PROVIDED MATERIAL »
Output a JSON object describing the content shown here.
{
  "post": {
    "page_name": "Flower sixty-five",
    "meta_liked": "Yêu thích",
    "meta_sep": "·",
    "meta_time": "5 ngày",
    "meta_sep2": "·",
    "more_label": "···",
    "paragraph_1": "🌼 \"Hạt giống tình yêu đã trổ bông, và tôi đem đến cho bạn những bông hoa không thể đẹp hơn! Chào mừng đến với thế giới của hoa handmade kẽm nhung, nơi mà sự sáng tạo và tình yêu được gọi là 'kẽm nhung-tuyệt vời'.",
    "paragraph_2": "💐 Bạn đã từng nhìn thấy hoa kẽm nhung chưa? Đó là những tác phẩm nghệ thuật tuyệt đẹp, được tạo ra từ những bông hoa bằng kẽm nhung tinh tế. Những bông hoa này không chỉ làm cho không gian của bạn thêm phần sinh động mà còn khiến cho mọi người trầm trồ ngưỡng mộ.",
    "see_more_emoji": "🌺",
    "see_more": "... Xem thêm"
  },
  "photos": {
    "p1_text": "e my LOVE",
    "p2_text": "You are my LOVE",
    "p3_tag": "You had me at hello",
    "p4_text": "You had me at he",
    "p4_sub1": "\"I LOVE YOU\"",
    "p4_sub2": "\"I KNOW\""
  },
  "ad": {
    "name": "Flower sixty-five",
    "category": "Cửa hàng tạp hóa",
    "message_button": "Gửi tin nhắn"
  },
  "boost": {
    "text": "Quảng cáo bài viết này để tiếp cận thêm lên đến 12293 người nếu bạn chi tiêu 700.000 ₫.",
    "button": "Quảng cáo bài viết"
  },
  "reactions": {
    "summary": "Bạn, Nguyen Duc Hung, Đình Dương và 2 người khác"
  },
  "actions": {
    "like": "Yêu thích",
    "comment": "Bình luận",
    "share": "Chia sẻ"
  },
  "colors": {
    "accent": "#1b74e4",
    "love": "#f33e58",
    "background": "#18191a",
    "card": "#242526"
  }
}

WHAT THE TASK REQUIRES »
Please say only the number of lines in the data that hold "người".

TASK RESPONSE »
3